▸ Material for this exercise
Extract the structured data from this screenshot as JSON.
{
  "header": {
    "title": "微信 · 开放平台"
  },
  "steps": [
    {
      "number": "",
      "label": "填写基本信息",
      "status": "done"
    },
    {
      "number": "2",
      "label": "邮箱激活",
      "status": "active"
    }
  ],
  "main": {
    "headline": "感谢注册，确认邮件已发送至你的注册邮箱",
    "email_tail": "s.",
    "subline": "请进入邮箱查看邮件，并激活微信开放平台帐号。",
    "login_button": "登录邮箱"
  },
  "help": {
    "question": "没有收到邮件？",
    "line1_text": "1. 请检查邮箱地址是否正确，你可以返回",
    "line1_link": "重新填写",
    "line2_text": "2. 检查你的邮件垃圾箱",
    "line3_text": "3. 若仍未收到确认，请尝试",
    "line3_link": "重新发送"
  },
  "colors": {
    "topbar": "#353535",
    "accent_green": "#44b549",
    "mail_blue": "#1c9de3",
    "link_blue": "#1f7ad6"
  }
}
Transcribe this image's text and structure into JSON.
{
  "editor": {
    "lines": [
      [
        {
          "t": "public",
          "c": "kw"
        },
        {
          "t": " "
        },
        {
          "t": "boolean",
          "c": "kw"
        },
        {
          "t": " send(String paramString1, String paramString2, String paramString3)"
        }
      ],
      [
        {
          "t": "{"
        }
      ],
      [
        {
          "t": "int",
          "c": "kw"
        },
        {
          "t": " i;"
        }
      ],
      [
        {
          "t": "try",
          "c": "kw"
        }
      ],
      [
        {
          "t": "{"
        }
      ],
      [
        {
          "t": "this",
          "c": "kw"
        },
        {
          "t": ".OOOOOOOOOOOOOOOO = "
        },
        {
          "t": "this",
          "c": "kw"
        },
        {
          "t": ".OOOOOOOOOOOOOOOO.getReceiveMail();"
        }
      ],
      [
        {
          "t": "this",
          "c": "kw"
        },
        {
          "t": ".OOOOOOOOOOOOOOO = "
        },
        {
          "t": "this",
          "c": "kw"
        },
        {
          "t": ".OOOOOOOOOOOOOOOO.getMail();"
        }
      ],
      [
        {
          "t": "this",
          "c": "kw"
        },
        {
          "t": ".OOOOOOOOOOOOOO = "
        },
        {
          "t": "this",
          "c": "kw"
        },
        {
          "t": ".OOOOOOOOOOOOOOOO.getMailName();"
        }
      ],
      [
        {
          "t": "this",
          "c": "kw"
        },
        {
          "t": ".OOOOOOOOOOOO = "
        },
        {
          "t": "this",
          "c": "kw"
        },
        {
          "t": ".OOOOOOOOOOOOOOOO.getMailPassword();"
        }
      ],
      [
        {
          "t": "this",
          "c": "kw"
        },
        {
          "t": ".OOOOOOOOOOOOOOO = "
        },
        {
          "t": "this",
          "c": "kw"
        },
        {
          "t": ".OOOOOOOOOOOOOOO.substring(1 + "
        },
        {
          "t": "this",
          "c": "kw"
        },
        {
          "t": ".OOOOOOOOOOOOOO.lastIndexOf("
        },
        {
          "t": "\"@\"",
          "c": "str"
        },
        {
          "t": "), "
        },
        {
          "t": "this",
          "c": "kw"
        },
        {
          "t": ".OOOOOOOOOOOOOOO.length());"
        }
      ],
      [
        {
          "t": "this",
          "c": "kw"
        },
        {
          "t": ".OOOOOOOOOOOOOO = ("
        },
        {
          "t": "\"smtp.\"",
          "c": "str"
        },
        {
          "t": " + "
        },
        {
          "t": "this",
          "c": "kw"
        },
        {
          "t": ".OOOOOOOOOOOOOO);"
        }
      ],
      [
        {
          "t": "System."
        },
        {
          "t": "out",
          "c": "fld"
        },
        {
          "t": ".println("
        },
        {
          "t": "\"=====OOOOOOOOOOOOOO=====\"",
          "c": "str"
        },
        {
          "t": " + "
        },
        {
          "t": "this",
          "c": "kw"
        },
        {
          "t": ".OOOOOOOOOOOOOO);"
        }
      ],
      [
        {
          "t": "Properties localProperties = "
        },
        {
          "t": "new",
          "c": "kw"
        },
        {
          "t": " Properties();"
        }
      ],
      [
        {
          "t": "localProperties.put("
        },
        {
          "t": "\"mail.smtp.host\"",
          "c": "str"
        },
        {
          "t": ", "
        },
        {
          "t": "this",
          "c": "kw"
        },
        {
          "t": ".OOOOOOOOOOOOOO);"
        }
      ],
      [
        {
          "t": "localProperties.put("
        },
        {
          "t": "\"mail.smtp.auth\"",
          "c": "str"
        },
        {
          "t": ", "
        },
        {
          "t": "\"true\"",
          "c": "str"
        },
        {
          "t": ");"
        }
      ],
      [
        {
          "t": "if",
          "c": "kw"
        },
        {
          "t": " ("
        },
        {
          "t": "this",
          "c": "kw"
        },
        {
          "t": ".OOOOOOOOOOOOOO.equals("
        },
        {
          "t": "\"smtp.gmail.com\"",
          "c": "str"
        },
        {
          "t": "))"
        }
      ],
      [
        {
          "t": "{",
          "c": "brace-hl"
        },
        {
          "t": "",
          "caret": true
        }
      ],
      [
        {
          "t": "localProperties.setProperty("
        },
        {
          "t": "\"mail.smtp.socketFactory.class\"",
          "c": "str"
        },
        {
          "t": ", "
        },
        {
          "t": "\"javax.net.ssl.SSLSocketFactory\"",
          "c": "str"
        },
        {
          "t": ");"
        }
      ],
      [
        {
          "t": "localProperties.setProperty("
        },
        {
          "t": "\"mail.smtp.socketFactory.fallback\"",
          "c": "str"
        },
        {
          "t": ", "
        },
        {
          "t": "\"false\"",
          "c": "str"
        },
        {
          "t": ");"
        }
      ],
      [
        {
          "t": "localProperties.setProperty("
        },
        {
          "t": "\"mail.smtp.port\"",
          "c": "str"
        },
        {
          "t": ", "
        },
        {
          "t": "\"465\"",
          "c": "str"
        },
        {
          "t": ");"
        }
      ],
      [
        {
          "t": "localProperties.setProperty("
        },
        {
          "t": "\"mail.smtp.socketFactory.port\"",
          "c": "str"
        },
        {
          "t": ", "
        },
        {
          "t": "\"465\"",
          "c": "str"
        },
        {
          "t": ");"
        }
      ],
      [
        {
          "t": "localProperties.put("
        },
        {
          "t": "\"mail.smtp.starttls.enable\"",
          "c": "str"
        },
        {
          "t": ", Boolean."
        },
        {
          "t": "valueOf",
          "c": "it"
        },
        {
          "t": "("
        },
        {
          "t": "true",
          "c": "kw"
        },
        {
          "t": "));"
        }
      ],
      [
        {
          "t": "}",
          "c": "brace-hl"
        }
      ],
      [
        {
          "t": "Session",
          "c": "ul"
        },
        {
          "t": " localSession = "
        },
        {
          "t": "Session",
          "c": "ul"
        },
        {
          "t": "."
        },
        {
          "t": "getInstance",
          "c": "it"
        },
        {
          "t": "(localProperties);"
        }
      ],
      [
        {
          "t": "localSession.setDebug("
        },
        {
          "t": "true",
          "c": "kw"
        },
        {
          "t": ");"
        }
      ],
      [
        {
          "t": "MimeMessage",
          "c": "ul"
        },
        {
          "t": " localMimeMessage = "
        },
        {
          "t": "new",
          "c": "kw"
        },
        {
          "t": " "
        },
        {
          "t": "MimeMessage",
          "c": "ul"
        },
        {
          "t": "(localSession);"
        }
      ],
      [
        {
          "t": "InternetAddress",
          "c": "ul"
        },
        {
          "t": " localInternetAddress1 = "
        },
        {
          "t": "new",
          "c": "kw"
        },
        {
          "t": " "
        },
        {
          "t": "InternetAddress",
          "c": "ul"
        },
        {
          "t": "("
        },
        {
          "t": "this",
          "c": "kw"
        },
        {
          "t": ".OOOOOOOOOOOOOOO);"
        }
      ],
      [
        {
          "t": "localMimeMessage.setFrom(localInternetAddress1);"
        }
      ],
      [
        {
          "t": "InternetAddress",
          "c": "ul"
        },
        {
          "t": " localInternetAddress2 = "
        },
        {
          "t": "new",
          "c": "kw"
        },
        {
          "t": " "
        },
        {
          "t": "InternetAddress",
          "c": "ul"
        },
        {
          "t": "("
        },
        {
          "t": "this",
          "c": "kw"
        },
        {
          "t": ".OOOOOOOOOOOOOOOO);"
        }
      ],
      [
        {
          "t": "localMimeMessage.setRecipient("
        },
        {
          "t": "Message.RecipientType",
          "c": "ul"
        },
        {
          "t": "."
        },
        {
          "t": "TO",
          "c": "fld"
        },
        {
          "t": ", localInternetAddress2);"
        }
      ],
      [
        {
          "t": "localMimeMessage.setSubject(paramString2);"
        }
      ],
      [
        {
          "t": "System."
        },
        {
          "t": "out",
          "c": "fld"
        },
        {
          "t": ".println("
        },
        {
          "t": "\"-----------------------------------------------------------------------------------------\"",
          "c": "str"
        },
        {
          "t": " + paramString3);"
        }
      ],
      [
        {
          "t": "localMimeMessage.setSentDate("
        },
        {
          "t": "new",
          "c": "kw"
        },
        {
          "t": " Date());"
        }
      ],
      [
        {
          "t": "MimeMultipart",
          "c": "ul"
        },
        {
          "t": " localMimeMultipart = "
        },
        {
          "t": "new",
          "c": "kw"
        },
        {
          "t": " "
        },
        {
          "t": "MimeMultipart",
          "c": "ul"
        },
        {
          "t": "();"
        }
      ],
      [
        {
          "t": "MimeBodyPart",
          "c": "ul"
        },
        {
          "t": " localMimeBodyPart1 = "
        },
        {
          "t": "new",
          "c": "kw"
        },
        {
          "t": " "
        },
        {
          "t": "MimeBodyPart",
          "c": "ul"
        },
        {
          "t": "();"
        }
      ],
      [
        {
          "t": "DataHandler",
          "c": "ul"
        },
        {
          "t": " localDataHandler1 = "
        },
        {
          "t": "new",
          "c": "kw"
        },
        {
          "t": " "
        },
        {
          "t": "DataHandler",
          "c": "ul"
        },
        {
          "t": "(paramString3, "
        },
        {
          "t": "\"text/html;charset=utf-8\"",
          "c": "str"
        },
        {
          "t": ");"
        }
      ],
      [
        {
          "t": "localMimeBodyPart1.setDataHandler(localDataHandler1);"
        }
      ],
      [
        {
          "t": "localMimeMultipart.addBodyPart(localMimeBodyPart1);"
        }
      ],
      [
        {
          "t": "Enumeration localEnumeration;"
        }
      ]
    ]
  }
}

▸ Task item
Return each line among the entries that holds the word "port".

▸ Written reply
          "t": "\"mail.smtp.port\"",
          "t": "\"mail.smtp.socketFactory.port\"",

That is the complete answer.